■ Exercise directions:
Copy each record below faithfully, leaving out images.

■ The data:
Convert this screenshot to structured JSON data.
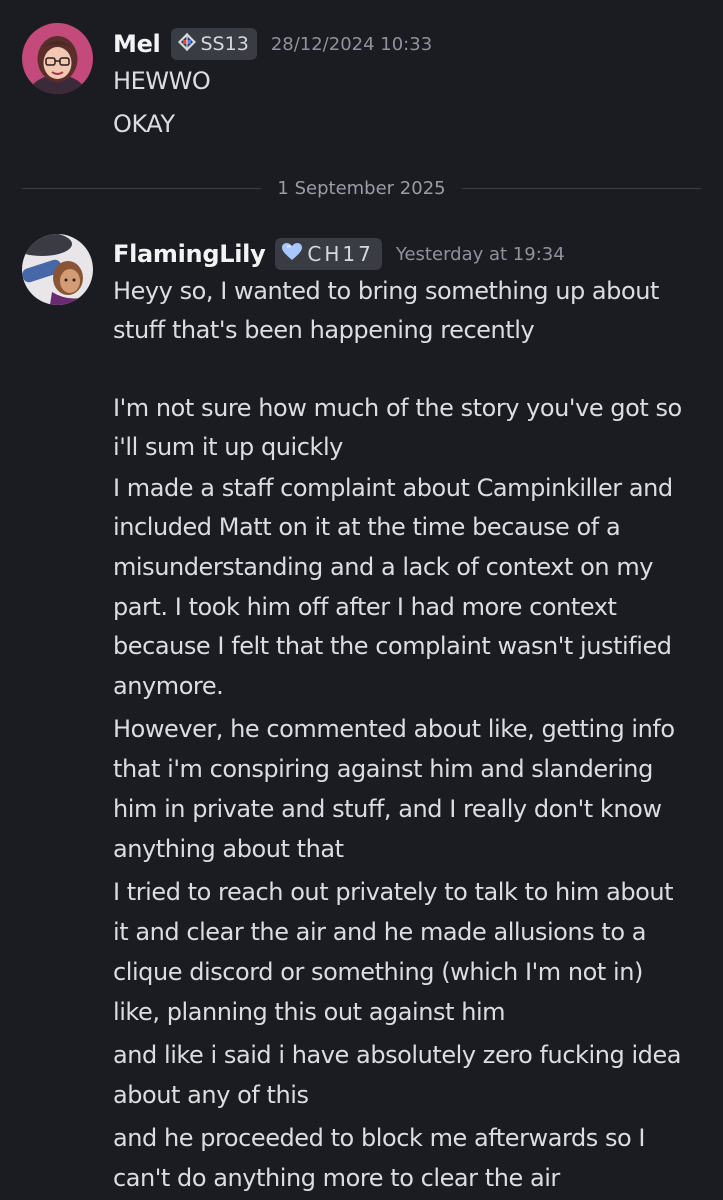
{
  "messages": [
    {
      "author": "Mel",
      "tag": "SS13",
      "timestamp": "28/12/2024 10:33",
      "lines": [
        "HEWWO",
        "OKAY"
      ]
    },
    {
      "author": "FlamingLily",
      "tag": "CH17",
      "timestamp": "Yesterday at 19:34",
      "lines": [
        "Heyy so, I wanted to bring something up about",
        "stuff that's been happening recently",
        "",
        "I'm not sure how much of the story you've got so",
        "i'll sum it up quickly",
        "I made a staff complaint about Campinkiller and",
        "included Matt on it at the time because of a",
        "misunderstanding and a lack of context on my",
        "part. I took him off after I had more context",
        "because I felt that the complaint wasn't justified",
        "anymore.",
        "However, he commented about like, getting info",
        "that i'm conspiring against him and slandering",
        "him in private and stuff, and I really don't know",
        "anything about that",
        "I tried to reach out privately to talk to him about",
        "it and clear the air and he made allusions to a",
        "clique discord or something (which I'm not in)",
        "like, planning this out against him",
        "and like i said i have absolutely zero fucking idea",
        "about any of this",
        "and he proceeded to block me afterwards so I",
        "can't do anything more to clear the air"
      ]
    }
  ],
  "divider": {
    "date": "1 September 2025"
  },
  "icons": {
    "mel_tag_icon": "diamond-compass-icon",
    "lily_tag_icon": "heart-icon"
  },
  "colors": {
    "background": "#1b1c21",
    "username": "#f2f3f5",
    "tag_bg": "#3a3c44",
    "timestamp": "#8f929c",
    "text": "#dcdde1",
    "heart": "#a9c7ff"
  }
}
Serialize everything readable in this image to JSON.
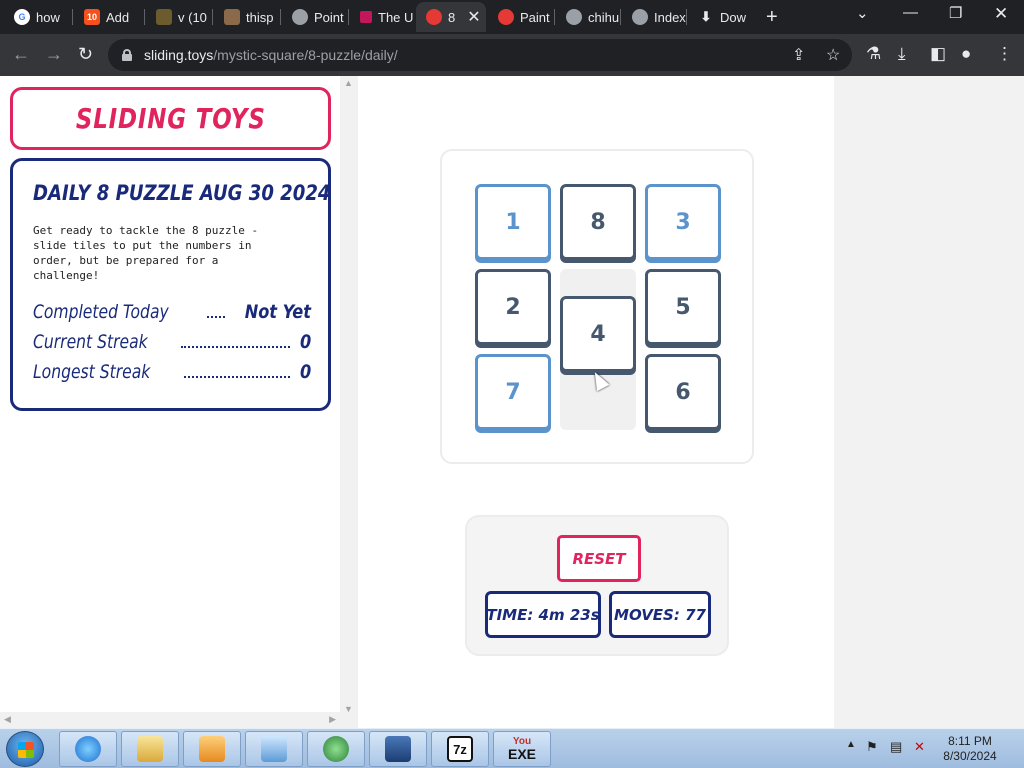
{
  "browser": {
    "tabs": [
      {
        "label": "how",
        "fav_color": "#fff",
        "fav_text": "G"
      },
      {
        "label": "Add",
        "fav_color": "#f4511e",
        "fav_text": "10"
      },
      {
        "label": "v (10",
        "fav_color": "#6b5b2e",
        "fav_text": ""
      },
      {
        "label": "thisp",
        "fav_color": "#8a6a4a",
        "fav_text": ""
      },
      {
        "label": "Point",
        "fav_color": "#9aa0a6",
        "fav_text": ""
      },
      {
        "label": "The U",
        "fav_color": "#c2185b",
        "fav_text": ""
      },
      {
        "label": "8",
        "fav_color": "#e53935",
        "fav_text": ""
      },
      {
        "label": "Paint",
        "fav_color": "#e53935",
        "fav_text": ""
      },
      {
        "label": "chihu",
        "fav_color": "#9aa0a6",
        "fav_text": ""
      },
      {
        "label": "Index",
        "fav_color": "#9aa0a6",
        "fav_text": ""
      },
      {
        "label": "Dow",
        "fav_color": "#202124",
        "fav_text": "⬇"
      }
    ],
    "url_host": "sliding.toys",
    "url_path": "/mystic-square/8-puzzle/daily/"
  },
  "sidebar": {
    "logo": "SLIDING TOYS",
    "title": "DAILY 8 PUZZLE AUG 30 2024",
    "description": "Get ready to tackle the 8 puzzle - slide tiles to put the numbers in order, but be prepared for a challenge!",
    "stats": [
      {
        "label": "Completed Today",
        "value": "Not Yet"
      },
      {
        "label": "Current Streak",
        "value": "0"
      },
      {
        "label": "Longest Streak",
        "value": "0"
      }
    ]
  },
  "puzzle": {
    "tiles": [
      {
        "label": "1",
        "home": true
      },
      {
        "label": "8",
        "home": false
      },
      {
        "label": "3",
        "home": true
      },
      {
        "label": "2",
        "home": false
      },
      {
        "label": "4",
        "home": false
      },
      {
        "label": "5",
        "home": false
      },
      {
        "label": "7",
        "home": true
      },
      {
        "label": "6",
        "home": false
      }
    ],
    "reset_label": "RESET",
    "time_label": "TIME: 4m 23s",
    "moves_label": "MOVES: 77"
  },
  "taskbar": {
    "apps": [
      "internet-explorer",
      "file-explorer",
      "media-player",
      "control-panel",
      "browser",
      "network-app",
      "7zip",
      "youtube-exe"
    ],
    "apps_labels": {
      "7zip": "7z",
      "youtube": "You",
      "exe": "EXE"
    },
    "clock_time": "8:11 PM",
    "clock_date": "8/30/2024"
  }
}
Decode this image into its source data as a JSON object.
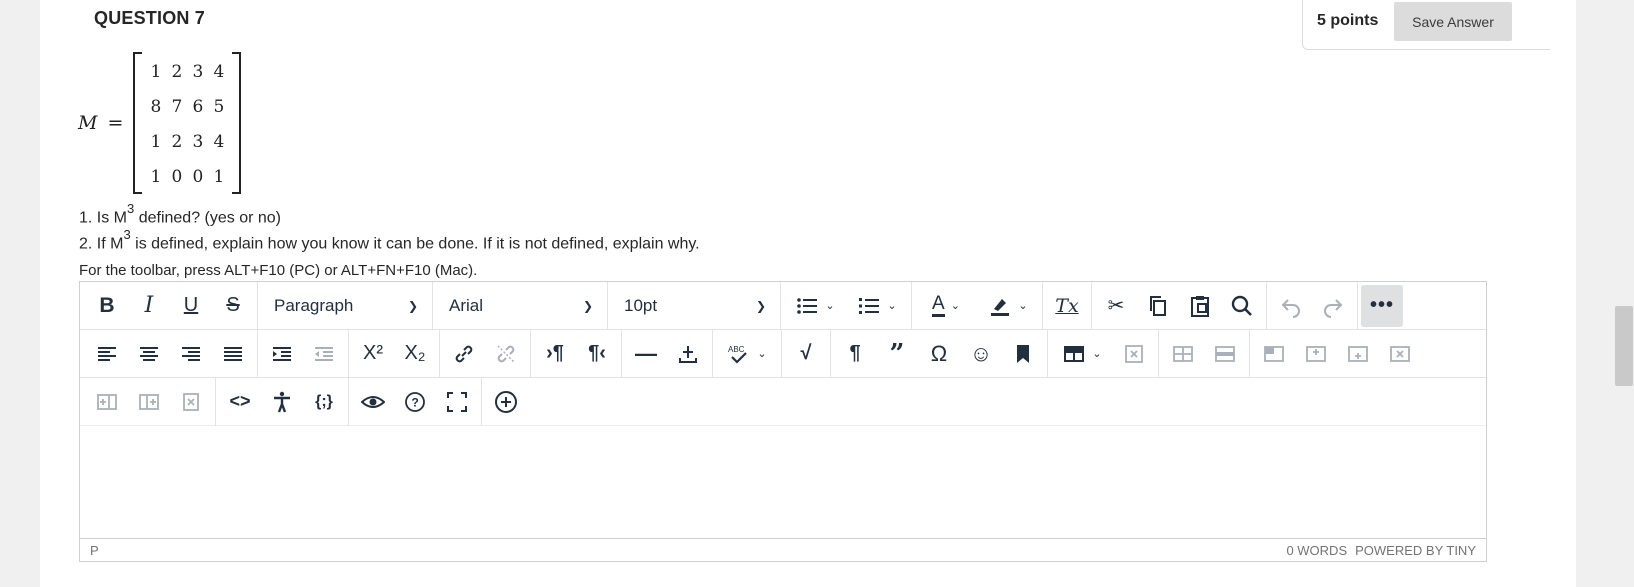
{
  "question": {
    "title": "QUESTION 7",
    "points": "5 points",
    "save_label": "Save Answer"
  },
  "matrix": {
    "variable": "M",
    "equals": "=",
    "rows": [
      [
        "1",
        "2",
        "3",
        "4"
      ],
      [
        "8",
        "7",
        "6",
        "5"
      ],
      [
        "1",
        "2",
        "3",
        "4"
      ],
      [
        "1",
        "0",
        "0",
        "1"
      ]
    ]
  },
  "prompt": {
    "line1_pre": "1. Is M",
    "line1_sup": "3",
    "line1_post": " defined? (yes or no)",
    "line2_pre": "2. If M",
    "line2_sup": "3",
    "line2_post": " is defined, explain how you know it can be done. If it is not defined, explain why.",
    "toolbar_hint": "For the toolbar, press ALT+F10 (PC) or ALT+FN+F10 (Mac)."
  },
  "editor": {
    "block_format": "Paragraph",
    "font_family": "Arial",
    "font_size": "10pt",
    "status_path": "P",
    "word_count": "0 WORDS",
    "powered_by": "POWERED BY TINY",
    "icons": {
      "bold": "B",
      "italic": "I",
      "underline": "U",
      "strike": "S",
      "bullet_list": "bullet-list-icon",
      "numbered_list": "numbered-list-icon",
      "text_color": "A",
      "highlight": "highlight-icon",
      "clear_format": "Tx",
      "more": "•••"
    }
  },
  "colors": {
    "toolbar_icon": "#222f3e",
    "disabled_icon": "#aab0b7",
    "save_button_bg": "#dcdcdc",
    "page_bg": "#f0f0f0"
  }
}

■ Answer box:
Convert this screenshot to structured JSON data.
{
  "messages": [
    {
      "author": "Mel",
      "tag": "SS13",
      "timestamp": "28/12/2024 10:33",
      "lines": [
        "HEWWO",
        "OKAY"
      ]
    },
    {
      "author": "FlamingLily",
      "tag": "CH17",
      "timestamp": "Yesterday at 19:34",
      "lines": [
        "Heyy so, I wanted to bring something up about",
        "stuff that's been happening recently",
        "",
        "I'm not sure how much of the story you've got so",
        "i'll sum it up quickly",
        "I made a staff complaint about Campinkiller and",
        "included Matt on it at the time because of a",
        "misunderstanding and a lack of context on my",
        "part. I took him off after I had more context",
        "because I felt that the complaint wasn't justified",
        "anymore.",
        "However, he commented about like, getting info",
        "that i'm conspiring against him and slandering",
        "him in private and stuff, and I really don't know",
        "anything about that",
        "I tried to reach out privately to talk to him about",
        "it and clear the air and he made allusions to a",
        "clique discord or something (which I'm not in)",
        "like, planning this out against him",
        "and like i said i have absolutely zero fucking idea",
        "about any of this",
        "and he proceeded to block me afterwards so I",
        "can't do anything more to clear the air"
      ]
    }
  ],
  "divider": {
    "date": "1 September 2025"
  },
  "icons": {
    "mel_tag_icon": "diamond-compass-icon",
    "lily_tag_icon": "heart-icon"
  },
  "colors": {
    "background": "#1b1c21",
    "username": "#f2f3f5",
    "tag_bg": "#3a3c44",
    "timestamp": "#8f929c",
    "text": "#dcdde1",
    "heart": "#a9c7ff"
  }
}
Serialize everything readable in this image to JSON.
{
  "browser": {
    "tabs": [
      {
        "label": "how",
        "fav_color": "#fff",
        "fav_text": "G"
      },
      {
        "label": "Add",
        "fav_color": "#f4511e",
        "fav_text": "10"
      },
      {
        "label": "v (10",
        "fav_color": "#6b5b2e",
        "fav_text": ""
      },
      {
        "label": "thisp",
        "fav_color": "#8a6a4a",
        "fav_text": ""
      },
      {
        "label": "Point",
        "fav_color": "#9aa0a6",
        "fav_text": ""
      },
      {
        "label": "The U",
        "fav_color": "#c2185b",
        "fav_text": ""
      },
      {
        "label": "8",
        "fav_color": "#e53935",
        "fav_text": ""
      },
      {
        "label": "Paint",
        "fav_color": "#e53935",
        "fav_text": ""
      },
      {
        "label": "chihu",
        "fav_color": "#9aa0a6",
        "fav_text": ""
      },
      {
        "label": "Index",
        "fav_color": "#9aa0a6",
        "fav_text": ""
      },
      {
        "label": "Dow",
        "fav_color": "#202124",
        "fav_text": "⬇"
      }
    ],
    "url_host": "sliding.toys",
    "url_path": "/mystic-square/8-puzzle/daily/"
  },
  "sidebar": {
    "logo": "SLIDING TOYS",
    "title": "DAILY 8 PUZZLE AUG 30 2024",
    "description": "Get ready to tackle the 8 puzzle - slide tiles to put the numbers in order, but be prepared for a challenge!",
    "stats": [
      {
        "label": "Completed Today",
        "value": "Not Yet"
      },
      {
        "label": "Current Streak",
        "value": "0"
      },
      {
        "label": "Longest Streak",
        "value": "0"
      }
    ]
  },
  "puzzle": {
    "tiles": [
      {
        "label": "1",
        "home": true
      },
      {
        "label": "8",
        "home": false
      },
      {
        "label": "3",
        "home": true
      },
      {
        "label": "2",
        "home": false
      },
      {
        "label": "4",
        "home": false
      },
      {
        "label": "5",
        "home": false
      },
      {
        "label": "7",
        "home": true
      },
      {
        "label": "6",
        "home": false
      }
    ],
    "reset_label": "RESET",
    "time_label": "TIME: 4m 23s",
    "moves_label": "MOVES: 77"
  },
  "taskbar": {
    "apps": [
      "internet-explorer",
      "file-explorer",
      "media-player",
      "control-panel",
      "browser",
      "network-app",
      "7zip",
      "youtube-exe"
    ],
    "apps_labels": {
      "7zip": "7z",
      "youtube": "You",
      "exe": "EXE"
    },
    "clock_time": "8:11 PM",
    "clock_date": "8/30/2024"
  }
}
Decode this image into its source data as a JSON object.
{
  "question": {
    "title": "QUESTION 7",
    "points": "5 points",
    "save_label": "Save Answer"
  },
  "matrix": {
    "variable": "M",
    "equals": "=",
    "rows": [
      [
        "1",
        "2",
        "3",
        "4"
      ],
      [
        "8",
        "7",
        "6",
        "5"
      ],
      [
        "1",
        "2",
        "3",
        "4"
      ],
      [
        "1",
        "0",
        "0",
        "1"
      ]
    ]
  },
  "prompt": {
    "line1_pre": "1. Is M",
    "line1_sup": "3",
    "line1_post": " defined? (yes or no)",
    "line2_pre": "2. If M",
    "line2_sup": "3",
    "line2_post": " is defined, explain how you know it can be done. If it is not defined, explain why.",
    "toolbar_hint": "For the toolbar, press ALT+F10 (PC) or ALT+FN+F10 (Mac)."
  },
  "editor": {
    "block_format": "Paragraph",
    "font_family": "Arial",
    "font_size": "10pt",
    "status_path": "P",
    "word_count": "0 WORDS",
    "powered_by": "POWERED BY TINY",
    "icons": {
      "bold": "B",
      "italic": "I",
      "underline": "U",
      "strike": "S",
      "bullet_list": "bullet-list-icon",
      "numbered_list": "numbered-list-icon",
      "text_color": "A",
      "highlight": "highlight-icon",
      "clear_format": "Tx",
      "more": "•••"
    }
  },
  "colors": {
    "toolbar_icon": "#222f3e",
    "disabled_icon": "#aab0b7",
    "save_button_bg": "#dcdcdc",
    "page_bg": "#f0f0f0"
  }
}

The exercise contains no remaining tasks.